_TASK REQUIREMENTS_
In the entries below, identify every line with the string "that" and copy it.
--- THE DATA Enclosed Below ---
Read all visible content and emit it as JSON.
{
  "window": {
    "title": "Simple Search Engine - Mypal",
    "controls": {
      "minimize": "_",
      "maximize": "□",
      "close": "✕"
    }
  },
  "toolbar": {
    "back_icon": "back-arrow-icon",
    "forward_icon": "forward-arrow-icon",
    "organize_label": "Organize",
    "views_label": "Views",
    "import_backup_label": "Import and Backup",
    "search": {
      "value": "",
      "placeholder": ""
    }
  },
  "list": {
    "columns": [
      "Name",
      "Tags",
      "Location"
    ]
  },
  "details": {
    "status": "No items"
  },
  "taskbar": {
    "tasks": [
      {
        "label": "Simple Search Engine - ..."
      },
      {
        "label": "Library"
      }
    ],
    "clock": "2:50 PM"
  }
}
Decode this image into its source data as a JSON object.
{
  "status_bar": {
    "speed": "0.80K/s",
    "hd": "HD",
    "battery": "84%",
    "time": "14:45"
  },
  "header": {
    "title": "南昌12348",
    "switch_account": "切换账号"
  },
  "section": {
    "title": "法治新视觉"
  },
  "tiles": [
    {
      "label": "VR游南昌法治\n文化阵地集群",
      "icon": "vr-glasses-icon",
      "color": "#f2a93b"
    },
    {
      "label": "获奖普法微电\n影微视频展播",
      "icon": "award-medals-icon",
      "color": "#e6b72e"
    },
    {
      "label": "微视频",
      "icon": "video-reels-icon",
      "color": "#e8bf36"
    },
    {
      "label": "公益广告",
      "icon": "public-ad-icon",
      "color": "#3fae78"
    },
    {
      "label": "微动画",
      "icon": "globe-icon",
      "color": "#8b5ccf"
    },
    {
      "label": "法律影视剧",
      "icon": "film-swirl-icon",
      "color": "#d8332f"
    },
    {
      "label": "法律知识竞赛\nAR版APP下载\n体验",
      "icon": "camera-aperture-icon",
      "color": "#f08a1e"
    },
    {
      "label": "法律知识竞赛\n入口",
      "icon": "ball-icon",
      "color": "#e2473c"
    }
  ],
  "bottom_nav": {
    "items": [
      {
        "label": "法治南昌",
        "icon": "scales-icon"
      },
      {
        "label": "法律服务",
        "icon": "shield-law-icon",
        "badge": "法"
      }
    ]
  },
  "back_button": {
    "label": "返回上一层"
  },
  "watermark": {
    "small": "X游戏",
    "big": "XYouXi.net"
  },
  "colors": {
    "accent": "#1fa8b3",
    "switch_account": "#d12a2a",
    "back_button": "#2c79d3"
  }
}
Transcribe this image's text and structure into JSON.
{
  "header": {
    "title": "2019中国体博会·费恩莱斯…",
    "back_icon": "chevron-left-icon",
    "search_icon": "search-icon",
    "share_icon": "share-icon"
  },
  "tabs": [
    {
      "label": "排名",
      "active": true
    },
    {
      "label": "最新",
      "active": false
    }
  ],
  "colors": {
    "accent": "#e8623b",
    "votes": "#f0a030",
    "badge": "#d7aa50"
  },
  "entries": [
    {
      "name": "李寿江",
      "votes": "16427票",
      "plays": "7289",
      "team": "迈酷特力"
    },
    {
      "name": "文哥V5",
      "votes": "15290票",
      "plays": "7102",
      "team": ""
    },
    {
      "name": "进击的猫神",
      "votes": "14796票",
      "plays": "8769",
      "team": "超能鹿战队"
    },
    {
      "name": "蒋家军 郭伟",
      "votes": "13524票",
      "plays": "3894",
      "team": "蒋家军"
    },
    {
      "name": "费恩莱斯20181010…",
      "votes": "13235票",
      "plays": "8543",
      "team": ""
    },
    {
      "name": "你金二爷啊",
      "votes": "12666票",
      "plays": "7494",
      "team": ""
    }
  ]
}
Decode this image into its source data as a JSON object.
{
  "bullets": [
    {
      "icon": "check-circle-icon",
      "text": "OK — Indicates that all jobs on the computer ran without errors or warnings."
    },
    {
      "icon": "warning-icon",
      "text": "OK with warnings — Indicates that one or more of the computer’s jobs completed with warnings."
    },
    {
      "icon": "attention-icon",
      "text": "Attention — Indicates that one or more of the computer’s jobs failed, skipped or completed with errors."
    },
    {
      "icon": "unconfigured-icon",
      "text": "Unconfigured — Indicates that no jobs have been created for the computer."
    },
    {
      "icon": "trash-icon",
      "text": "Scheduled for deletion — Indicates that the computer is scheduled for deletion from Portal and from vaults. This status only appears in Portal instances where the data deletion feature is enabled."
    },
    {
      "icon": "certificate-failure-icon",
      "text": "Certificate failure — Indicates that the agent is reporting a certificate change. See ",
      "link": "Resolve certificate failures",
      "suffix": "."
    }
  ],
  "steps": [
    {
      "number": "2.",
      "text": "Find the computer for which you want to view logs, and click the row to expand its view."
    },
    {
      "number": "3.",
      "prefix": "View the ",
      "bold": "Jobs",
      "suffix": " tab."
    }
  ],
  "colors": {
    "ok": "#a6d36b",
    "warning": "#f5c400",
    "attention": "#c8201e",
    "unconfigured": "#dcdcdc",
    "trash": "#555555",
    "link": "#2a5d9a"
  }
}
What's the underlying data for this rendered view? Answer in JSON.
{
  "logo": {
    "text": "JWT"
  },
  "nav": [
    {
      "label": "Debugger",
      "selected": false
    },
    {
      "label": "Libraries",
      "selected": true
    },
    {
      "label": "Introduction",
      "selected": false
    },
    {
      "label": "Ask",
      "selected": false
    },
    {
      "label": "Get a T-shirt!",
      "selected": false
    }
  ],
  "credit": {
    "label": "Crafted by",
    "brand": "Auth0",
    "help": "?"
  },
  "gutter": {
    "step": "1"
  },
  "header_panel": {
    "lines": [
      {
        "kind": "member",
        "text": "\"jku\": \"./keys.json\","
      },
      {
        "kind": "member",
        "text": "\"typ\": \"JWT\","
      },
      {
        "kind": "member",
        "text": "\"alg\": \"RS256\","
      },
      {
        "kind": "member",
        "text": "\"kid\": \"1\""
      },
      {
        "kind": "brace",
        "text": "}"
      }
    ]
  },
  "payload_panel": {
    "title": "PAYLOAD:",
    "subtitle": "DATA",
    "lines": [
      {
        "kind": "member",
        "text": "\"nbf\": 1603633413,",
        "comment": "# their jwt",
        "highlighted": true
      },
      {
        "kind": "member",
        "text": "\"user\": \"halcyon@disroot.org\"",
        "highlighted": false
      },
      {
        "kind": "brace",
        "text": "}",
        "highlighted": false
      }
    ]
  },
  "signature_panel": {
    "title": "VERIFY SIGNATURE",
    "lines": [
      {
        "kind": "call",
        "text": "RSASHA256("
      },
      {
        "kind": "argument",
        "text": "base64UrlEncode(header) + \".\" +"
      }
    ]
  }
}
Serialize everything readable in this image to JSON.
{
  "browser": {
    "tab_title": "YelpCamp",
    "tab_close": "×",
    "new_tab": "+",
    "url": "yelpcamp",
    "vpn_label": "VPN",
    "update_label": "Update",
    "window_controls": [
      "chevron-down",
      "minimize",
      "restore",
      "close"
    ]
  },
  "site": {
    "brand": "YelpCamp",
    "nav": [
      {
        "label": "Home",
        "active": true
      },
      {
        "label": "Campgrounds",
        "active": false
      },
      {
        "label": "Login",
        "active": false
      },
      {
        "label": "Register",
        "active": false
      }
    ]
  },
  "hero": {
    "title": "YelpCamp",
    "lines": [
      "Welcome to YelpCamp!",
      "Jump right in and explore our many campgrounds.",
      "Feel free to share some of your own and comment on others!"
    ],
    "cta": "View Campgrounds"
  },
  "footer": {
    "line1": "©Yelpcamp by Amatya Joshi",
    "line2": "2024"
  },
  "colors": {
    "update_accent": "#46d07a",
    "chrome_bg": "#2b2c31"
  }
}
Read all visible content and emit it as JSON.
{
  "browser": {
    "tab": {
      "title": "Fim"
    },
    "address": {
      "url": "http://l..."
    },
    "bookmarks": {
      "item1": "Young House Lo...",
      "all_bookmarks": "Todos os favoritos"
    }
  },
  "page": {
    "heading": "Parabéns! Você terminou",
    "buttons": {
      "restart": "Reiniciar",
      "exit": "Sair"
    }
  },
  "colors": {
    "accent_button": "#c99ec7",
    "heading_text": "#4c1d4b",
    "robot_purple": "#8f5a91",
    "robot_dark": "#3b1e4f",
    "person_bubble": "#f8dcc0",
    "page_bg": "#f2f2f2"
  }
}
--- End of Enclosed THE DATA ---
_WRITTEN SOLUTION_
      "text": "OK — Indicates that all jobs on the computer ran without errors or warnings."
      "text": "OK with warnings — Indicates that one or more of the computer’s jobs completed with warnings."
      "text": "Attention — Indicates that one or more of the computer’s jobs failed, skipped or completed with errors."
      "text": "Unconfigured — Indicates that no jobs have been created for the computer."
      "text": "Scheduled for deletion — Indicates that the computer is scheduled for deletion from Portal and from vaults. This status only appears in Portal instances where the data deletion feature is enabled."
      "text": "Certificate failure — Indicates that the agent is reporting a certificate change. See ",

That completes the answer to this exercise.